(Exercise prompt) Everything in the records must be restated exactly, apart from the pictures.

(Recorded data)
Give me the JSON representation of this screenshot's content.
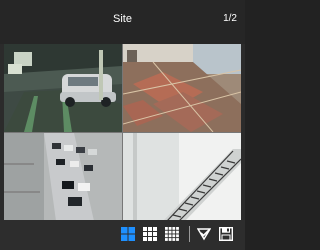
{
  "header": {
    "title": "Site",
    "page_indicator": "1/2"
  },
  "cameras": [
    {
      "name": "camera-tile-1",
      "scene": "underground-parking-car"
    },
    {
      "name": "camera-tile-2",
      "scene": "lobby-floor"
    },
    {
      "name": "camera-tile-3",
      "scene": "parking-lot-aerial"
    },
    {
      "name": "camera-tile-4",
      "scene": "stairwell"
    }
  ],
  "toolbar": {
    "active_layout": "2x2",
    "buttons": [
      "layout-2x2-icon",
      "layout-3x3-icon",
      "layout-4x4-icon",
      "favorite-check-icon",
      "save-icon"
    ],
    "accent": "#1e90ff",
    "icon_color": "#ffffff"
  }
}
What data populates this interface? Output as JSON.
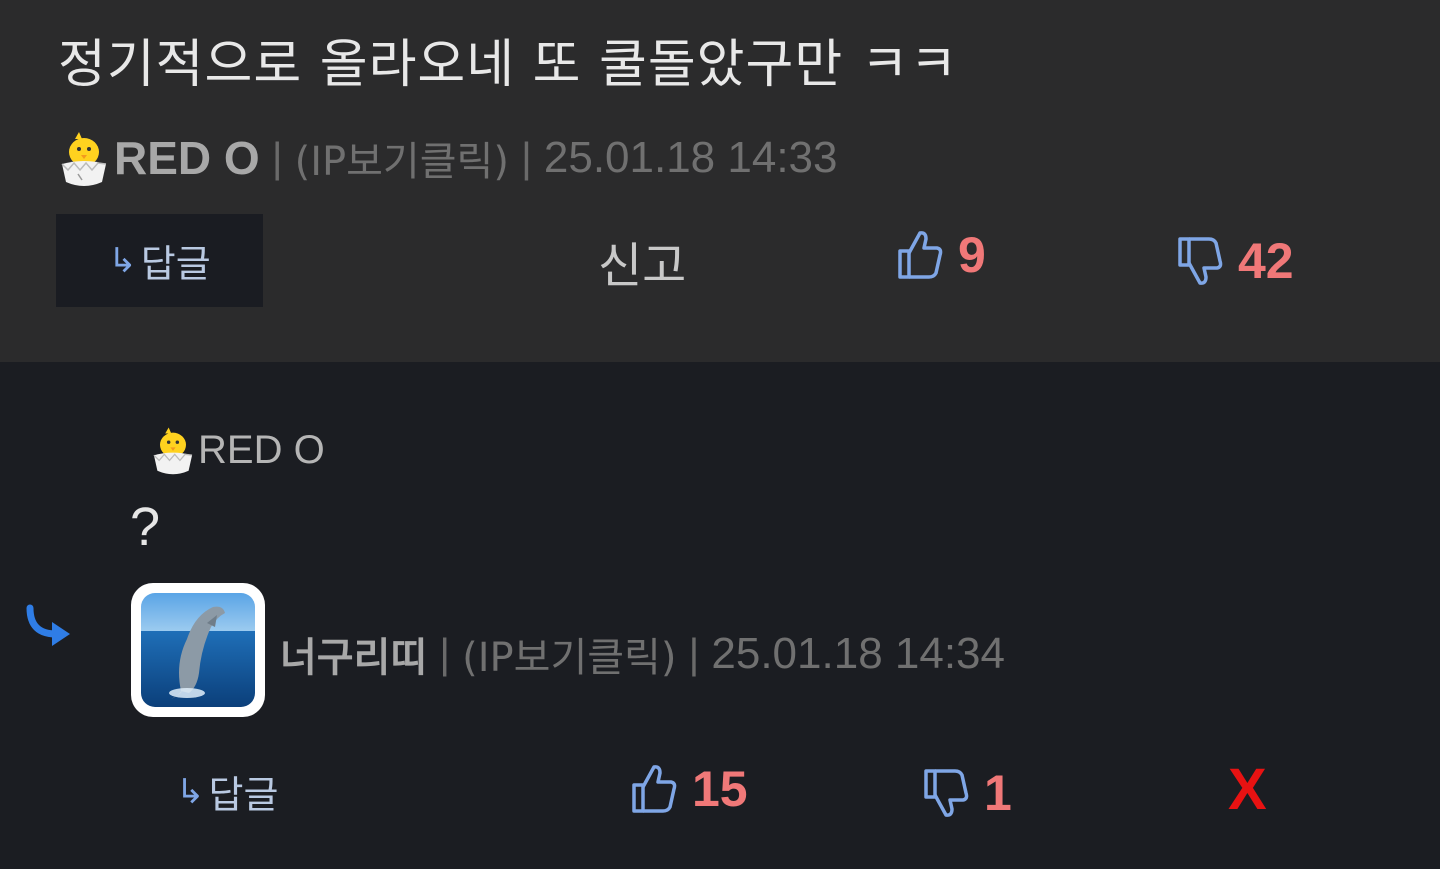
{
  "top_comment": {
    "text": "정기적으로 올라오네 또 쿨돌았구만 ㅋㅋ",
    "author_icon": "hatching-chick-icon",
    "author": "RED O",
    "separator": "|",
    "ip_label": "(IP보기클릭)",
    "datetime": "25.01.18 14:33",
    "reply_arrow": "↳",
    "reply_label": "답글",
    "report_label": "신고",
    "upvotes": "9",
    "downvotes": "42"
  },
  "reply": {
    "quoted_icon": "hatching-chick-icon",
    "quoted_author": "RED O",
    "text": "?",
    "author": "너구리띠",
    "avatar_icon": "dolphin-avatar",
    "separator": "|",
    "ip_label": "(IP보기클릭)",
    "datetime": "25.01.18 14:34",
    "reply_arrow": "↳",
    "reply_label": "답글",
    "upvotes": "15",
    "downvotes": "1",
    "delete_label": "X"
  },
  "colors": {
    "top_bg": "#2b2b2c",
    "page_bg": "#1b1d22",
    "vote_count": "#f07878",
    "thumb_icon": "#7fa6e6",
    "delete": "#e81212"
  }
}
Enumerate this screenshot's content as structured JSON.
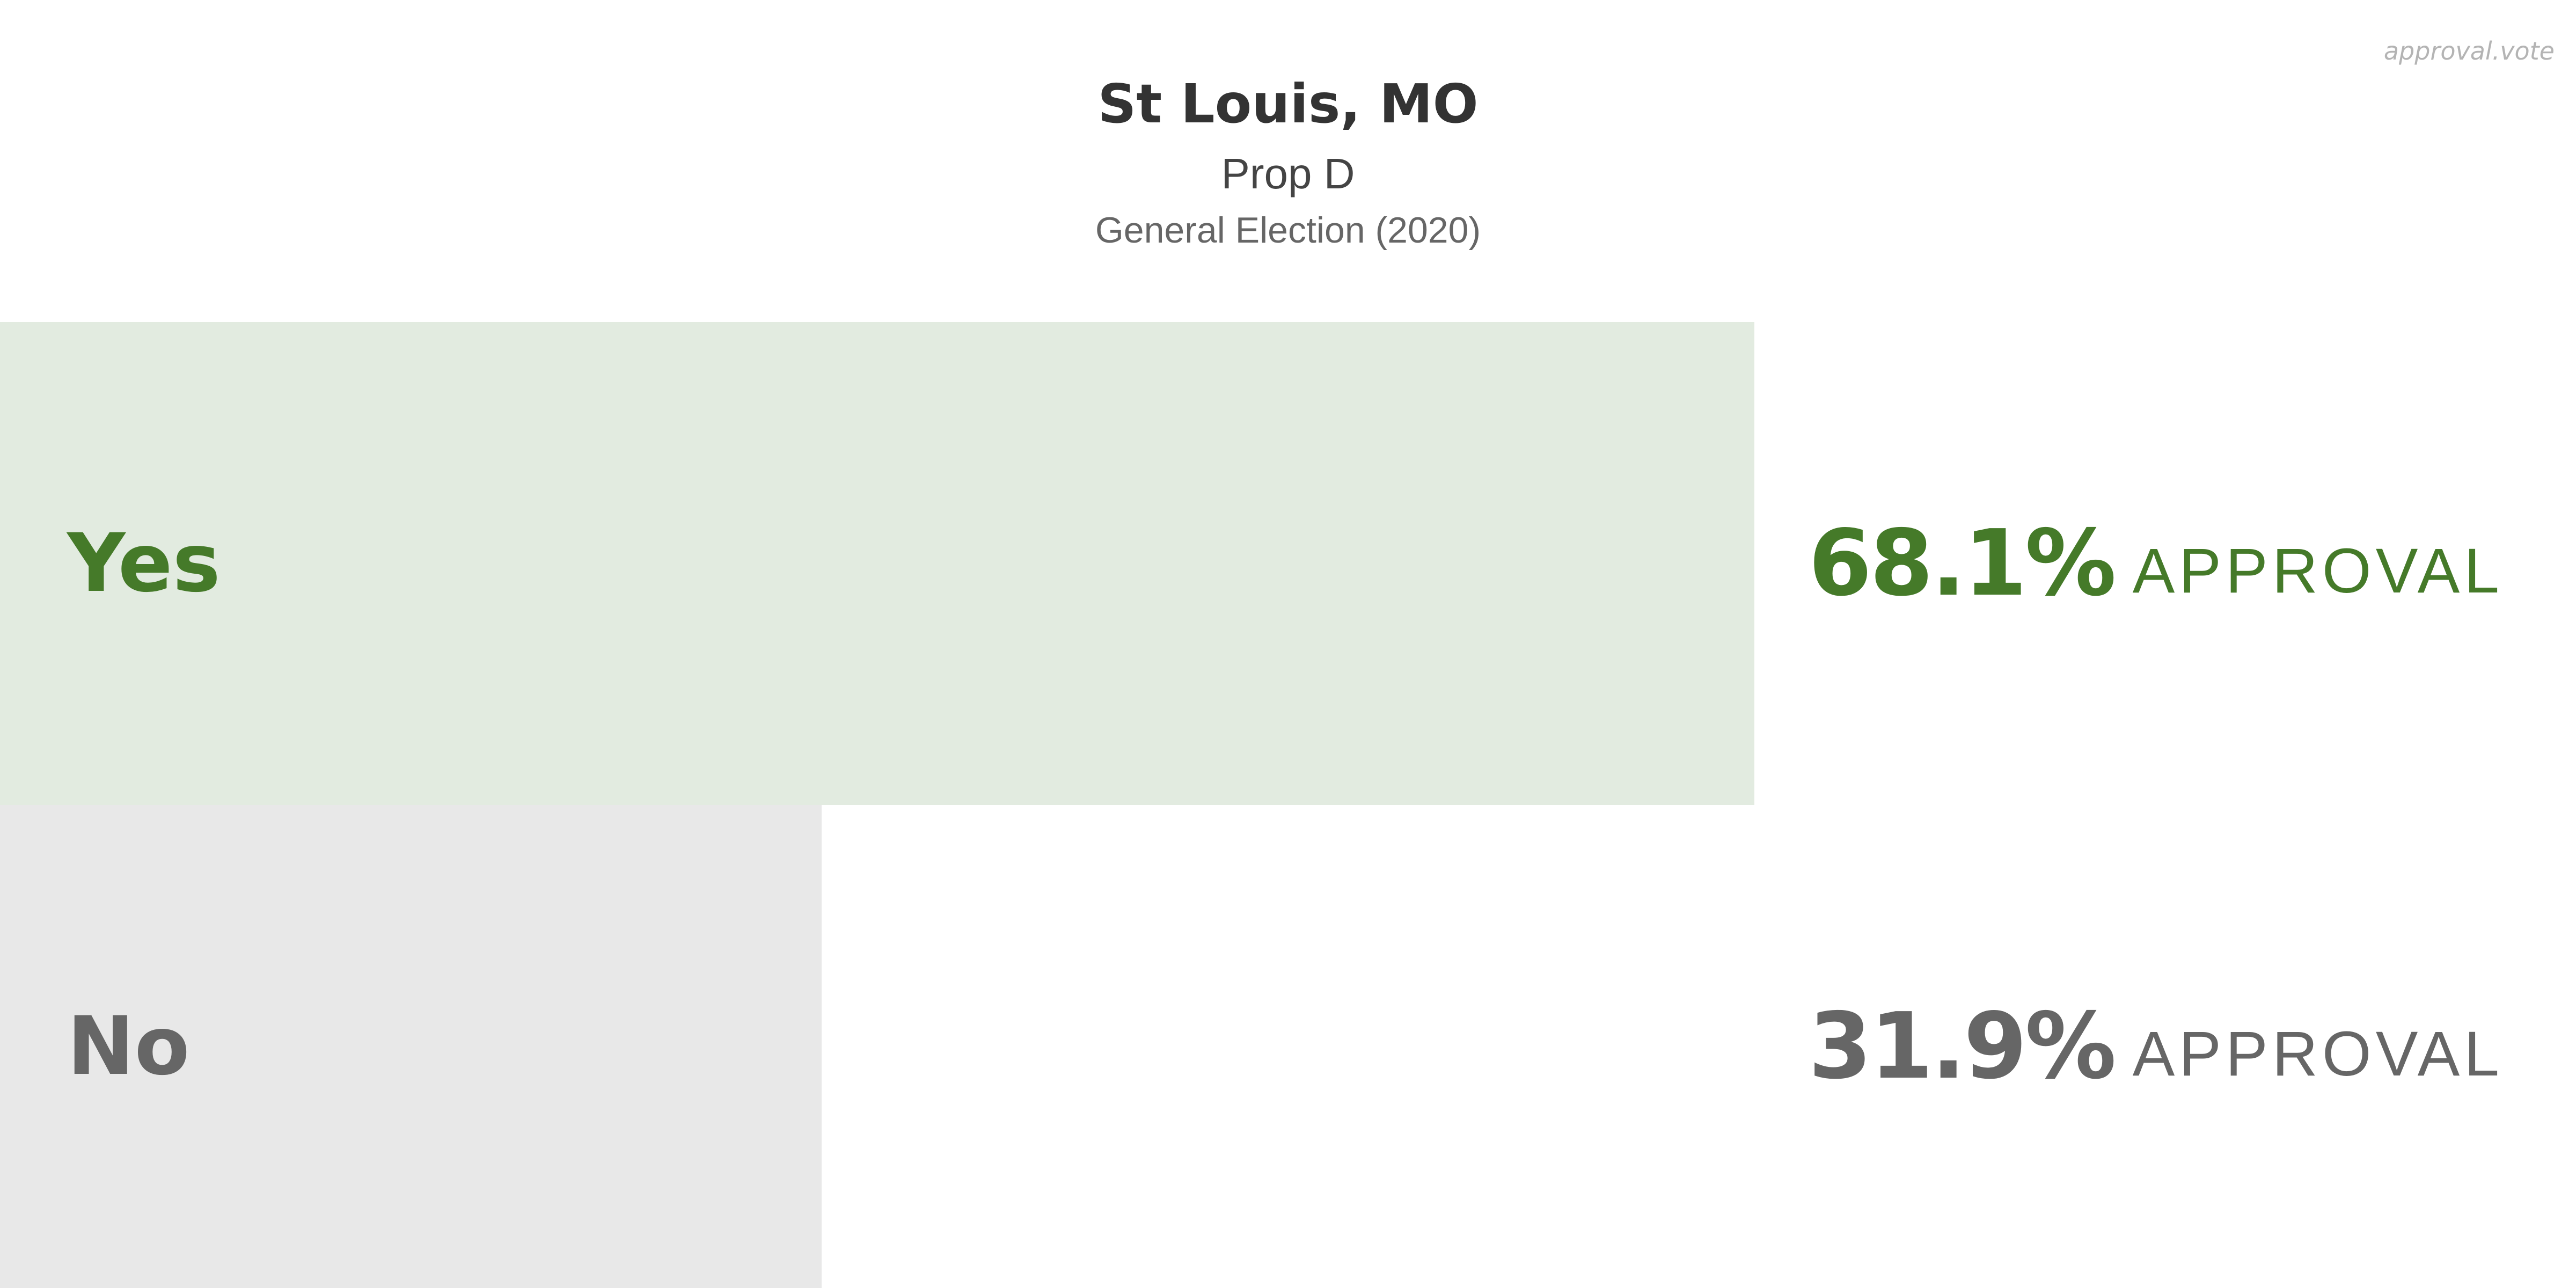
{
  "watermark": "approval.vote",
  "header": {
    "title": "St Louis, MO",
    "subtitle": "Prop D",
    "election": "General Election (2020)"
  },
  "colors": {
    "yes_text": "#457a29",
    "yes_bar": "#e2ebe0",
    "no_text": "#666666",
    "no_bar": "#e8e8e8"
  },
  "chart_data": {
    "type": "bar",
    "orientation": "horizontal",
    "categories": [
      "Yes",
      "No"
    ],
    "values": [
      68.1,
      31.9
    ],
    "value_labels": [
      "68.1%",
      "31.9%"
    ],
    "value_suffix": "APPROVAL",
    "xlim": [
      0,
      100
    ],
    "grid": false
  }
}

(Result of this exercise)
Give me the JSON representation of this screenshot's content.
{
  "header": {
    "title": "Site",
    "page_indicator": "1/2"
  },
  "cameras": [
    {
      "name": "camera-tile-1",
      "scene": "underground-parking-car"
    },
    {
      "name": "camera-tile-2",
      "scene": "lobby-floor"
    },
    {
      "name": "camera-tile-3",
      "scene": "parking-lot-aerial"
    },
    {
      "name": "camera-tile-4",
      "scene": "stairwell"
    }
  ],
  "toolbar": {
    "active_layout": "2x2",
    "buttons": [
      "layout-2x2-icon",
      "layout-3x3-icon",
      "layout-4x4-icon",
      "favorite-check-icon",
      "save-icon"
    ],
    "accent": "#1e90ff",
    "icon_color": "#ffffff"
  }
}
What data populates this interface? Output as JSON.
{
  "top_comment": {
    "text": "정기적으로 올라오네 또 쿨돌았구만 ㅋㅋ",
    "author_icon": "hatching-chick-icon",
    "author": "RED O",
    "separator": "|",
    "ip_label": "(IP보기클릭)",
    "datetime": "25.01.18 14:33",
    "reply_arrow": "↳",
    "reply_label": "답글",
    "report_label": "신고",
    "upvotes": "9",
    "downvotes": "42"
  },
  "reply": {
    "quoted_icon": "hatching-chick-icon",
    "quoted_author": "RED O",
    "text": "?",
    "author": "너구리띠",
    "avatar_icon": "dolphin-avatar",
    "separator": "|",
    "ip_label": "(IP보기클릭)",
    "datetime": "25.01.18 14:34",
    "reply_arrow": "↳",
    "reply_label": "답글",
    "upvotes": "15",
    "downvotes": "1",
    "delete_label": "X"
  },
  "colors": {
    "top_bg": "#2b2b2c",
    "page_bg": "#1b1d22",
    "vote_count": "#f07878",
    "thumb_icon": "#7fa6e6",
    "delete": "#e81212"
  }
}
Enumerate this screenshot's content as structured JSON.
{
  "watermark": "approval.vote",
  "header": {
    "title": "St Louis, MO",
    "subtitle": "Prop D",
    "election": "General Election (2020)"
  },
  "colors": {
    "yes_text": "#457a29",
    "yes_bar": "#e2ebe0",
    "no_text": "#666666",
    "no_bar": "#e8e8e8"
  },
  "chart_data": {
    "type": "bar",
    "orientation": "horizontal",
    "categories": [
      "Yes",
      "No"
    ],
    "values": [
      68.1,
      31.9
    ],
    "value_labels": [
      "68.1%",
      "31.9%"
    ],
    "value_suffix": "APPROVAL",
    "xlim": [
      0,
      100
    ],
    "grid": false
  }
}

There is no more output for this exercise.